## WORK REQUEST
In the entries below, find the lines that include "users" and give their number as the whole reply.
(SUPPLIED RECORDS begins)
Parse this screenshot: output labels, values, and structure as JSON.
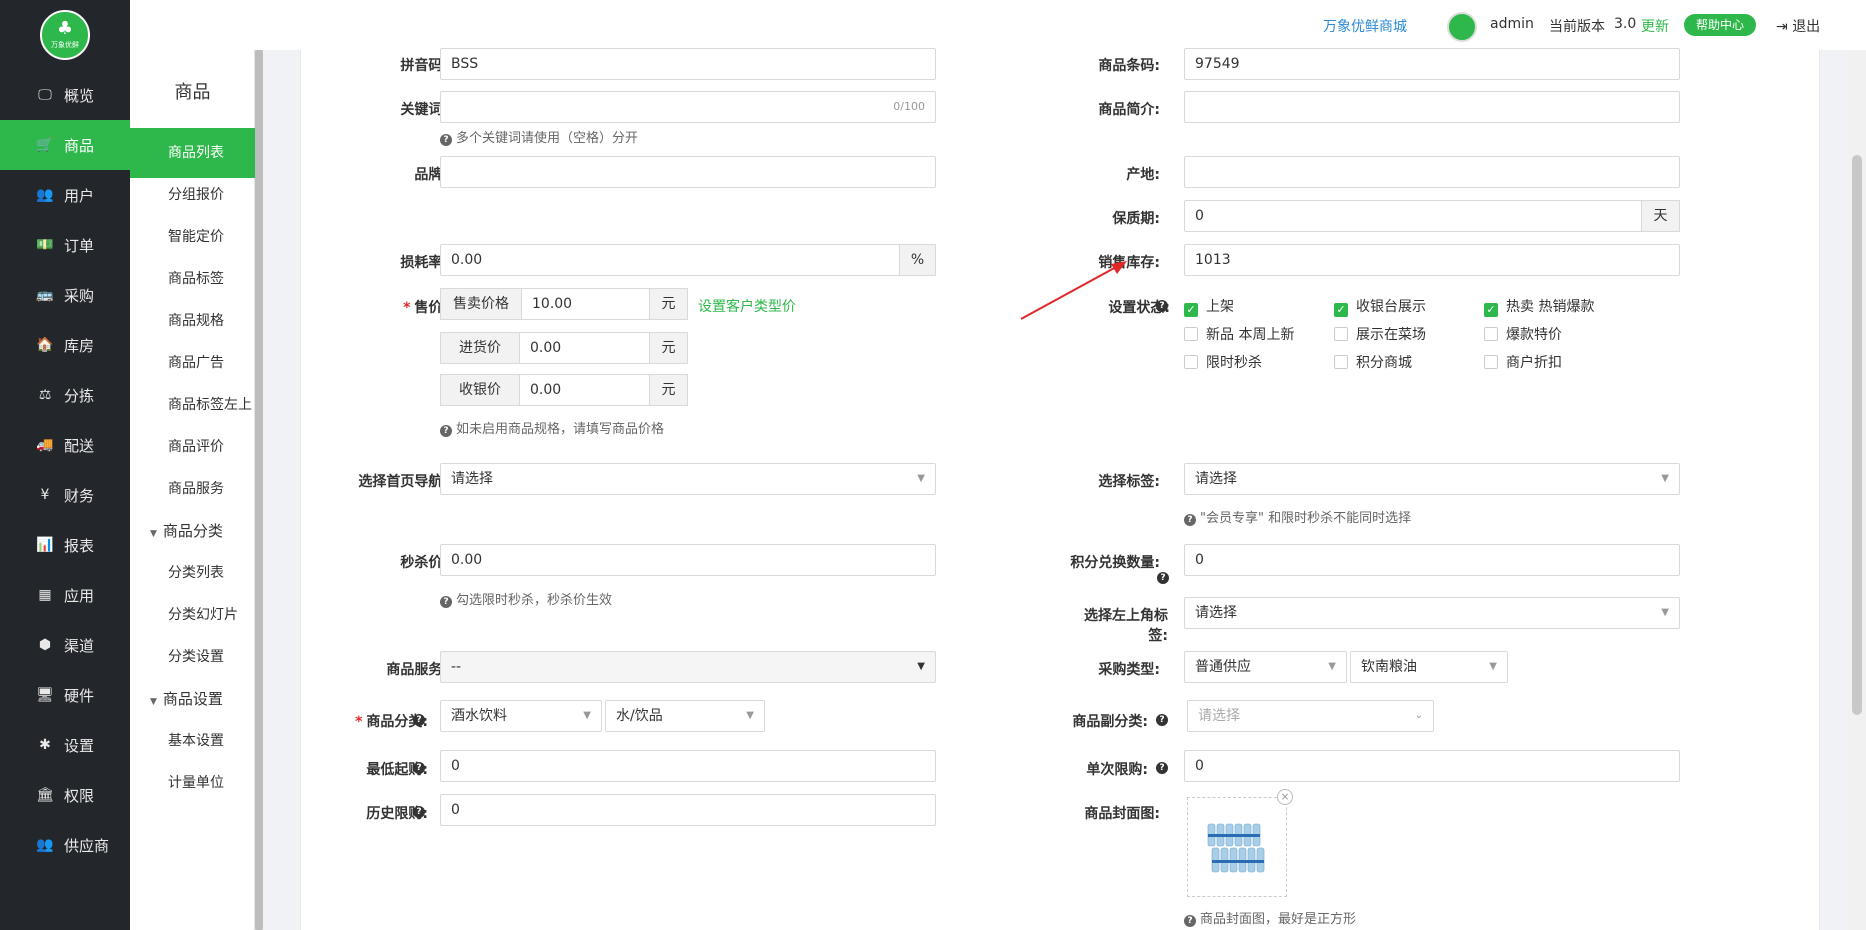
{
  "logo": {
    "text": "万象优鲜"
  },
  "nav": {
    "items": [
      {
        "label": "概览",
        "icon": "monitor-icon",
        "glyph": "🖵"
      },
      {
        "label": "商品",
        "icon": "cart-icon",
        "glyph": "🛒"
      },
      {
        "label": "用户",
        "icon": "users-icon",
        "glyph": "👥"
      },
      {
        "label": "订单",
        "icon": "money-icon",
        "glyph": "💵"
      },
      {
        "label": "采购",
        "icon": "bus-icon",
        "glyph": "🚌"
      },
      {
        "label": "库房",
        "icon": "home-icon",
        "glyph": "🏠"
      },
      {
        "label": "分拣",
        "icon": "scale-icon",
        "glyph": "⚖"
      },
      {
        "label": "配送",
        "icon": "truck-icon",
        "glyph": "🚚"
      },
      {
        "label": "财务",
        "icon": "yen-icon",
        "glyph": "¥"
      },
      {
        "label": "报表",
        "icon": "bar-chart-icon",
        "glyph": "📊"
      },
      {
        "label": "应用",
        "icon": "apps-icon",
        "glyph": "▦"
      },
      {
        "label": "渠道",
        "icon": "cube-icon",
        "glyph": "⬢"
      },
      {
        "label": "硬件",
        "icon": "desktop-icon",
        "glyph": "🖥"
      },
      {
        "label": "设置",
        "icon": "puzzle-icon",
        "glyph": "✱"
      },
      {
        "label": "权限",
        "icon": "bank-icon",
        "glyph": "🏛"
      },
      {
        "label": "供应商",
        "icon": "supplier-users-icon",
        "glyph": "👥"
      }
    ]
  },
  "submenu": {
    "title": "商品",
    "items": [
      "商品列表",
      "分组报价",
      "智能定价",
      "商品标签",
      "商品规格",
      "商品广告",
      "商品标签左上",
      "商品评价",
      "商品服务"
    ],
    "group1": "商品分类",
    "group1_items": [
      "分类列表",
      "分类幻灯片",
      "分类设置"
    ],
    "group2": "商品设置",
    "group2_items": [
      "基本设置",
      "计量单位"
    ]
  },
  "header": {
    "shop_link": "万象优鲜商城",
    "user": "admin",
    "version_label": "当前版本",
    "version": "3.0",
    "update": "更新",
    "help": "帮助中心",
    "logout": "退出"
  },
  "form": {
    "pinyin_label": "拼音码:",
    "pinyin": "BSS",
    "barcode_label": "商品条码:",
    "barcode": "97549",
    "keyword_label": "关键词:",
    "keyword_count": "0/100",
    "keyword_hint": "多个关键词请使用（空格）分开",
    "brief_label": "商品简介:",
    "brand_label": "品牌:",
    "origin_label": "产地:",
    "shelf_label": "保质期:",
    "shelf": "0",
    "shelf_unit": "天",
    "loss_label": "损耗率:",
    "loss": "0.00",
    "loss_unit": "%",
    "stock_label": "销售库存:",
    "stock": "1013",
    "price_label": "售价:",
    "sell_price_label": "售卖价格",
    "sell_price": "10.00",
    "yuan": "元",
    "customer_price_link": "设置客户类型价",
    "buy_price_label": "进货价",
    "buy_price": "0.00",
    "cash_price_label": "收银价",
    "cash_price": "0.00",
    "price_hint": "如未启用商品规格，请填写商品价格",
    "status_label": "设置状态:",
    "status_options": [
      {
        "label": "上架",
        "checked": true
      },
      {
        "label": "收银台展示",
        "checked": true
      },
      {
        "label": "热卖 热销爆款",
        "checked": true
      },
      {
        "label": "新品 本周上新",
        "checked": false
      },
      {
        "label": "展示在菜场",
        "checked": false
      },
      {
        "label": "爆款特价",
        "checked": false
      },
      {
        "label": "限时秒杀",
        "checked": false
      },
      {
        "label": "积分商城",
        "checked": false
      },
      {
        "label": "商户折扣",
        "checked": false
      }
    ],
    "home_nav_label": "选择首页导航:",
    "home_nav": "请选择",
    "tag_label": "选择标签:",
    "tag": "请选择",
    "tag_hint": "\"会员专享\" 和限时秒杀不能同时选择",
    "seckill_label": "秒杀价:",
    "seckill": "0.00",
    "seckill_hint": "勾选限时秒杀，秒杀价生效",
    "points_label": "积分兑换数量:",
    "points": "0",
    "corner_tag_label_1": "选择左上角标",
    "corner_tag_label_2": "签:",
    "corner_tag": "请选择",
    "service_label": "商品服务:",
    "service": "--",
    "purchase_type_label": "采购类型:",
    "purchase_type": "普通供应",
    "purchase_supplier": "钦南粮油",
    "category_label": "商品分类:",
    "category_1": "酒水饮料",
    "category_2": "水/饮品",
    "sub_category_label": "商品副分类:",
    "sub_category_placeholder": "请选择",
    "min_buy_label": "最低起购:",
    "min_buy": "0",
    "single_limit_label": "单次限购:",
    "single_limit": "0",
    "history_limit_label": "历史限购:",
    "history_limit": "0",
    "cover_label": "商品封面图:",
    "cover_hint": "商品封面图，最好是正方形"
  },
  "colors": {
    "brand": "#2eb84b",
    "sidebar": "#23272b",
    "link": "#2b8bd8",
    "arrow": "#e02828"
  }
}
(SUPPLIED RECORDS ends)
## ANSWER SECTION
2